Task goal:
Whenever a line in the material below includes "JSON", copy that line.

Input for this task:
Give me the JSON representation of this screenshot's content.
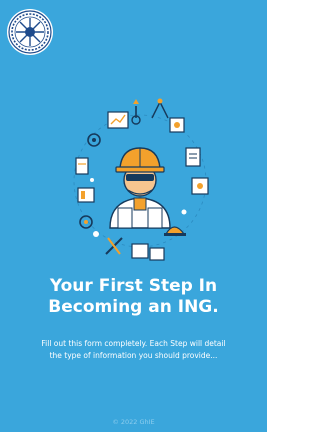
{
  "logo": {
    "name": "seal-logo-icon"
  },
  "hero": {
    "name": "engineer-illustration-icon"
  },
  "headline": {
    "line1": "Your First Step In",
    "line2": "Becoming an ING."
  },
  "subtext": {
    "line1": "Fill out this form completely. Each Step will detail",
    "line2": "the type of information you should provide..."
  },
  "footer": {
    "copyright": "© 2022 GhIE"
  },
  "colors": {
    "background": "#3aa6dc",
    "text": "#ffffff",
    "accent": "#f3a12c"
  }
}
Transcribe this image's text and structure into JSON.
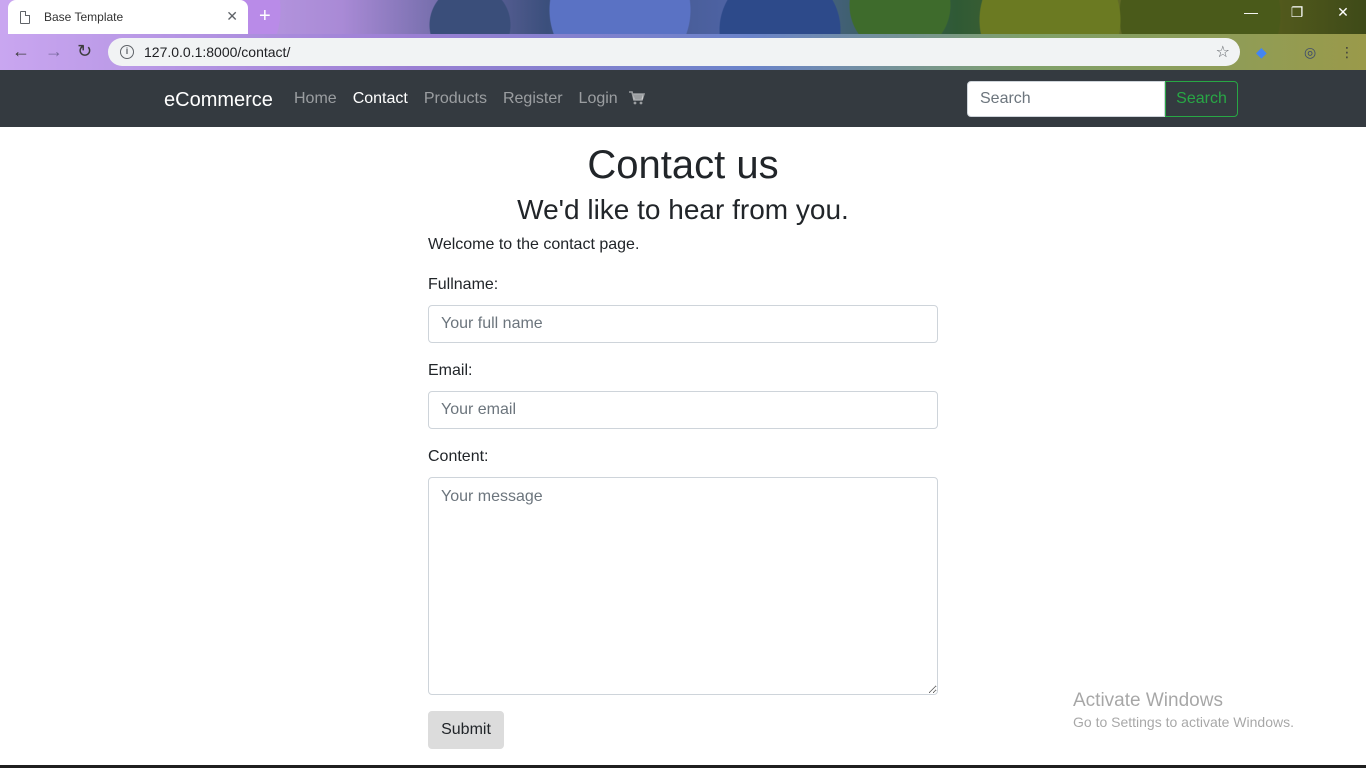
{
  "browser": {
    "tab_title": "Base Template",
    "new_tab_label": "+",
    "url": "127.0.0.1:8000/contact/",
    "window_controls": [
      "minimize-icon",
      "restore-icon",
      "close-icon"
    ]
  },
  "navbar": {
    "brand": "eCommerce",
    "links": [
      {
        "label": "Home",
        "active": false
      },
      {
        "label": "Contact",
        "active": true
      },
      {
        "label": "Products",
        "active": false
      },
      {
        "label": "Register",
        "active": false
      },
      {
        "label": "Login",
        "active": false
      }
    ],
    "cart_icon": "cart-icon",
    "search": {
      "placeholder": "Search",
      "button_label": "Search"
    }
  },
  "main": {
    "title": "Contact us",
    "subtitle": "We'd like to hear from you.",
    "intro": "Welcome to the contact page.",
    "form": {
      "fullname_label": "Fullname:",
      "fullname_placeholder": "Your full name",
      "email_label": "Email:",
      "email_placeholder": "Your email",
      "content_label": "Content:",
      "content_placeholder": "Your message",
      "submit_label": "Submit"
    }
  },
  "watermark": {
    "line1": "Activate Windows",
    "line2": "Go to Settings to activate Windows."
  },
  "colors": {
    "navbar_bg": "#343a40",
    "search_button": "#28a745"
  }
}
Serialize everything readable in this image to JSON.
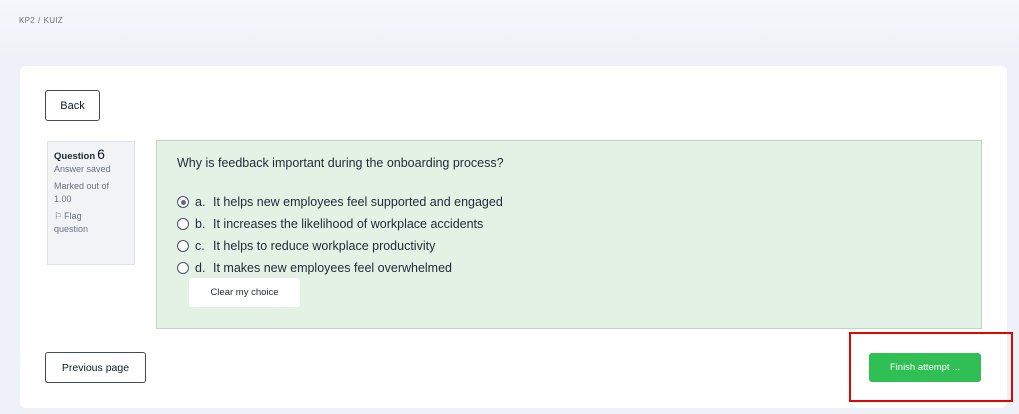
{
  "breadcrumb": {
    "course": "KP2",
    "separator": "/",
    "page": "KUIZ"
  },
  "nav": {
    "back_label": "Back",
    "previous_label": "Previous page",
    "finish_label": "Finish attempt ..."
  },
  "question_info": {
    "label": "Question",
    "number": "6",
    "status": "Answer saved",
    "marked_out_of": "Marked out of",
    "mark_value": "1.00",
    "flag_label": "Flag",
    "flag_label_2": "question"
  },
  "question": {
    "text": "Why is feedback important during the onboarding process?",
    "options": [
      {
        "letter": "a.",
        "text": "It helps new employees feel supported and engaged",
        "checked": true
      },
      {
        "letter": "b.",
        "text": "It increases the likelihood of workplace accidents",
        "checked": false
      },
      {
        "letter": "c.",
        "text": "It helps to reduce workplace productivity",
        "checked": false
      },
      {
        "letter": "d.",
        "text": "It makes new employees feel overwhelmed",
        "checked": false
      }
    ],
    "clear_label": "Clear my choice"
  },
  "colors": {
    "panel_bg": "#e4f2e6",
    "finish_bg": "#2fbf55",
    "highlight": "#e10600"
  },
  "icons": {
    "flag": "flag-icon"
  }
}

Exercise result:
Give me the JSON representation of this screenshot's content.
Transcribe this image's text and structure into JSON.
Serialize everything readable in this image to JSON.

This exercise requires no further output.